Learning in the garden
I have loved to watch plants grow, going back at least to age 7 when I laid on the ground to look up, with pure appreciation, at a spindly young tree in front of my family’s apartment in Baltimore. Beginning with bulbs and flower seeds there, I have grown houseplants and/or vegetables in just about every place that I’ve lived since that time. While I personally find gardening very therapeutic, it is also a natural laboratory and a place where children can learn all sorts of valuable skills and life lessons.
Here are just a few of the things that children can learn in a garden:
- The life cycle of plants and insects how they are able to transform over time without changing their identity. (Biology)
- How energy is neither created or destroyed; it just changes form. (Physics)
- That all soils are not the same.
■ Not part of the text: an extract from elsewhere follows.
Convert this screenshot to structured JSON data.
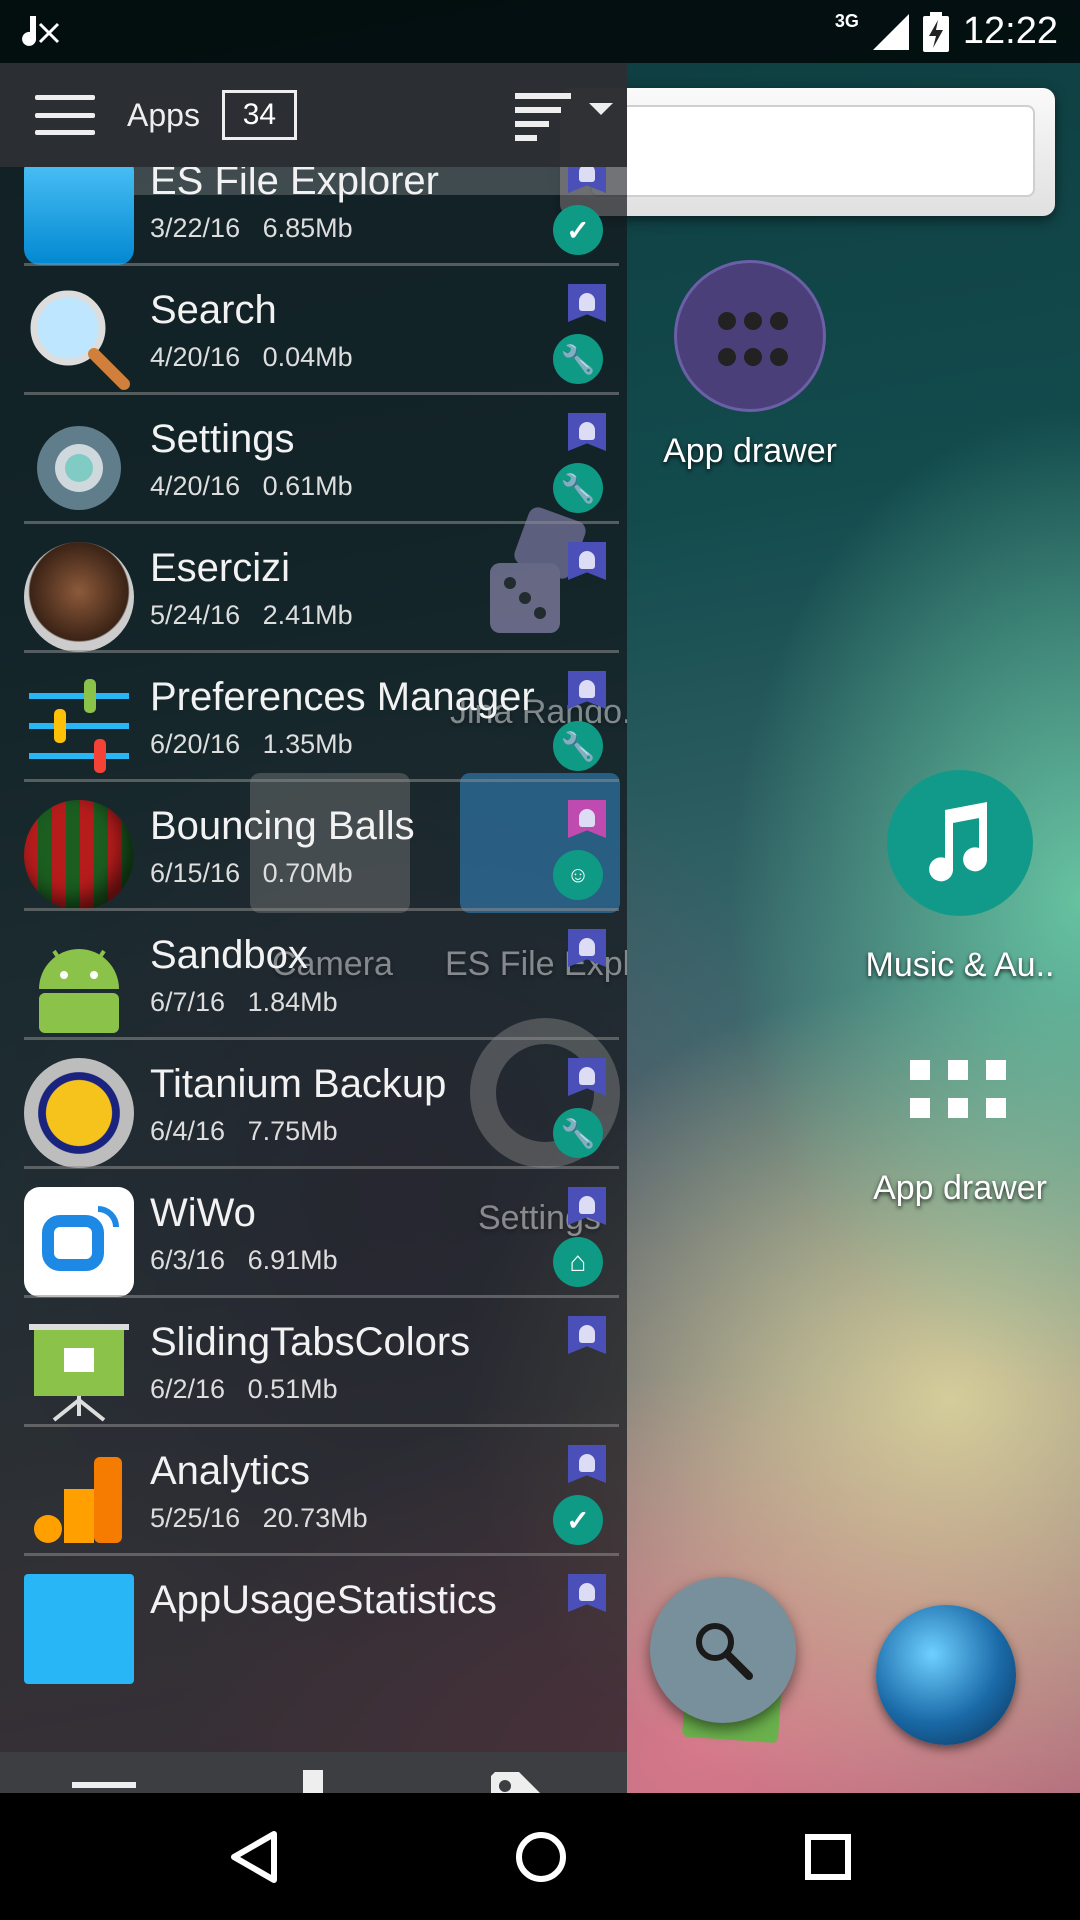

They have a history. (Geology)
- That fertilizer and Ph make a difference. (Chemistry)
- Fine motor skills: crumbling soil, seed handling, tying plants to a support, using hand tools, etc.
- Gross motor skills: digging, reaching, balancing, pushing, pulling, lifting, squatting, etc.
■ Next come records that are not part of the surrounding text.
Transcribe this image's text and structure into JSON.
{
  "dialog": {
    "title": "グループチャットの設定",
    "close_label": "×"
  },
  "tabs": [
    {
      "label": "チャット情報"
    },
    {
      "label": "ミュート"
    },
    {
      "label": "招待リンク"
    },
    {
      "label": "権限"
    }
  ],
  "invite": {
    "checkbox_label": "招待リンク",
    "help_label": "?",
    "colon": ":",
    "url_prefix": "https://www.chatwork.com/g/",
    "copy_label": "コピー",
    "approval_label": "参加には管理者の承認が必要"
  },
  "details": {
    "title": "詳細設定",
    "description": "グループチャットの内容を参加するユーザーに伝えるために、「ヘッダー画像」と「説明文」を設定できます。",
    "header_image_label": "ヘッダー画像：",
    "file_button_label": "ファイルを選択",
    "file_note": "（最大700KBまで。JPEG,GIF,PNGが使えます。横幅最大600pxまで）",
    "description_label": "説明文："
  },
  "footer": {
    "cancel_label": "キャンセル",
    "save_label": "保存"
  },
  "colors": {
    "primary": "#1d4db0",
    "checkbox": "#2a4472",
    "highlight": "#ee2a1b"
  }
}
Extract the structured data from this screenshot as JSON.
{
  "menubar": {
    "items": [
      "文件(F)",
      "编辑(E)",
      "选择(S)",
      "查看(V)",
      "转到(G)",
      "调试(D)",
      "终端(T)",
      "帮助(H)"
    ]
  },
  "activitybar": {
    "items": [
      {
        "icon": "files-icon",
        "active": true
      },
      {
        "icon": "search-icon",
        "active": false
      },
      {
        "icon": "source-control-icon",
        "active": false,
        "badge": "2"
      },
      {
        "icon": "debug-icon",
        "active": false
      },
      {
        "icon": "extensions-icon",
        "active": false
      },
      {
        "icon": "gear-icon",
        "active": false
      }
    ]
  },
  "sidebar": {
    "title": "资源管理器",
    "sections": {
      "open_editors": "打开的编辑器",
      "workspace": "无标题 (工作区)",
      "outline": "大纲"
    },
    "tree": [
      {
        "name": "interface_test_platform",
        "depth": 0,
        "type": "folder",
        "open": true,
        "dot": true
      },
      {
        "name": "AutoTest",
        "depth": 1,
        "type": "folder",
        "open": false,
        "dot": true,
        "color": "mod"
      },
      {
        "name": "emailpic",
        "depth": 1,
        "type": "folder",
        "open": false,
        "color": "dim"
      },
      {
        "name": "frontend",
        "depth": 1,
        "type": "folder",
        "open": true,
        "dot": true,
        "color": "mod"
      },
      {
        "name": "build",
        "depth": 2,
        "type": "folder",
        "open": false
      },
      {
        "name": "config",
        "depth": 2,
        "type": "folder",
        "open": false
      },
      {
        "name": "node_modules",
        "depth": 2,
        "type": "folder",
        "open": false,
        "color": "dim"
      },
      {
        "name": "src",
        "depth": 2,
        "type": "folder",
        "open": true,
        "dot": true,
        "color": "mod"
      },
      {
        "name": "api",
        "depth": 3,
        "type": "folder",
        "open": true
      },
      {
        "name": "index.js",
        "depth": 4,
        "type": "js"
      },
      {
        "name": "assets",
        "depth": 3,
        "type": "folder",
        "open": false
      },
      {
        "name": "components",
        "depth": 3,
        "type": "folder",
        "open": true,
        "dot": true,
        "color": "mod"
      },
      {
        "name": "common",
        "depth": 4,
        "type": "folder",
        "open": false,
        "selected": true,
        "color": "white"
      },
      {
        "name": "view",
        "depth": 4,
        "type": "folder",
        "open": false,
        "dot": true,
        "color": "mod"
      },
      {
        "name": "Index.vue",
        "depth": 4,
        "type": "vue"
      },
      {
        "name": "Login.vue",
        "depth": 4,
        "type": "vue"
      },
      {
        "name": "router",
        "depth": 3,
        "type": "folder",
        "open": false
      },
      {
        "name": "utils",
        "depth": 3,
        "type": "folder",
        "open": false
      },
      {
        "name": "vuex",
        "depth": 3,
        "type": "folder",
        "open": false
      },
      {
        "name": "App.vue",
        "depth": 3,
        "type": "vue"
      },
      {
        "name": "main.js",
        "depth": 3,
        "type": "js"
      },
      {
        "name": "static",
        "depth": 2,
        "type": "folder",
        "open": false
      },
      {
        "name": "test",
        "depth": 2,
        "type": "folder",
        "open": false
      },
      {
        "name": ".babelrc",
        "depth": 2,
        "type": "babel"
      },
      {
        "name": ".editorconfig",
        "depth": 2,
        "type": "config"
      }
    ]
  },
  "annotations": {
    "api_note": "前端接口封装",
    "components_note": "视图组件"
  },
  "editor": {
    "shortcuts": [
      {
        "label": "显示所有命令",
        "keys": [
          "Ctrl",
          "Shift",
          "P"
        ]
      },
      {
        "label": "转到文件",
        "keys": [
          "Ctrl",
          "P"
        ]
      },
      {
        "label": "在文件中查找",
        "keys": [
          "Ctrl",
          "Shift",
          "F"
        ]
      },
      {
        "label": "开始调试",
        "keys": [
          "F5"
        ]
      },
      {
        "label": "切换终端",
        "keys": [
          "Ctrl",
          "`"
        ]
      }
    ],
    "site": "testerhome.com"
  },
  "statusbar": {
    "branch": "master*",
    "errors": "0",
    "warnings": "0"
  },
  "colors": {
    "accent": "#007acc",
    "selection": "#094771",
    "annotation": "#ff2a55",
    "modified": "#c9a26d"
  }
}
- Math: measurement (space, distance, volume, height, weight, time), counting, geometry (e.g. how shadows will be cast), estimation, etc.
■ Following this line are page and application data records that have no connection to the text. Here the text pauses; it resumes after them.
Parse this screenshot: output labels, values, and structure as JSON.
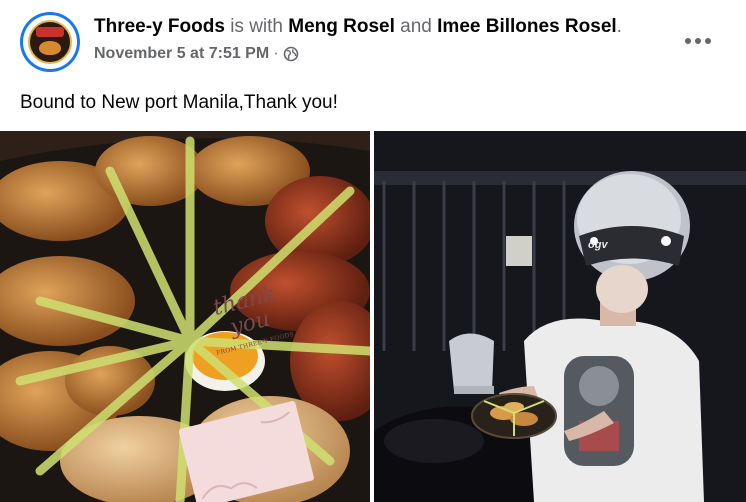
{
  "post": {
    "author": "Three-y Foods",
    "connector": "is with",
    "tagged_1": "Meng Rosel",
    "joiner": "and",
    "tagged_2": "Imee Billones Rosel",
    "end_period": ".",
    "date": "November 5 at 7:51 PM",
    "separator": "·",
    "privacy_icon": "globe-icon",
    "more_icon": "more-options-icon",
    "caption": "Bound to New port Manila,Thank you!"
  },
  "photos": {
    "left": {
      "card_line1": "thank",
      "card_line2": "you",
      "card_footer": "FROM THREE-Y FOODS"
    },
    "right": {
      "helmet_text": "ogv"
    }
  },
  "colors": {
    "link_blue": "#1877f2",
    "muted_text": "#65676b",
    "text": "#050505"
  }
}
- Veggies always taste better when you grow them yourself. (Nutrition; Self-confidence)
- Plants do best when they are put in location where their needs for sun, water and space can best be met. (Analysis; Organization)
- There is a very close relationship between the effort that you put in and the success of the garden. (Cause/Effect; Work Ethic)
- Things will happen in their own time. (Patience; Delayed gratification)
- Sometimes your plants are damaged by forces you have no control over, like weather, disease and pests. (Resilience; Humility)
- Next year things will be even better! (Planning; Optimism; Self-determination)
There must also be studies out there showing that gardening has mental health benefits, even though they may be more difficult to measure. It’s never too early or too late to introduce children to gardening, whether at home, school or in a community garden. If you are a gardener, share your love and experience with some young people. It’s education, nature style!
Posted on October 8, 2013, in child development, Education, nature, Parenting, student development, Uncategorized and tagged activities, activities for kids, child development, children and nature, educational planning, environmental learning, gardening, hands-on learning, learning, natural learning, parenting, science for kids. Bookmark the permalink. Leave a comment.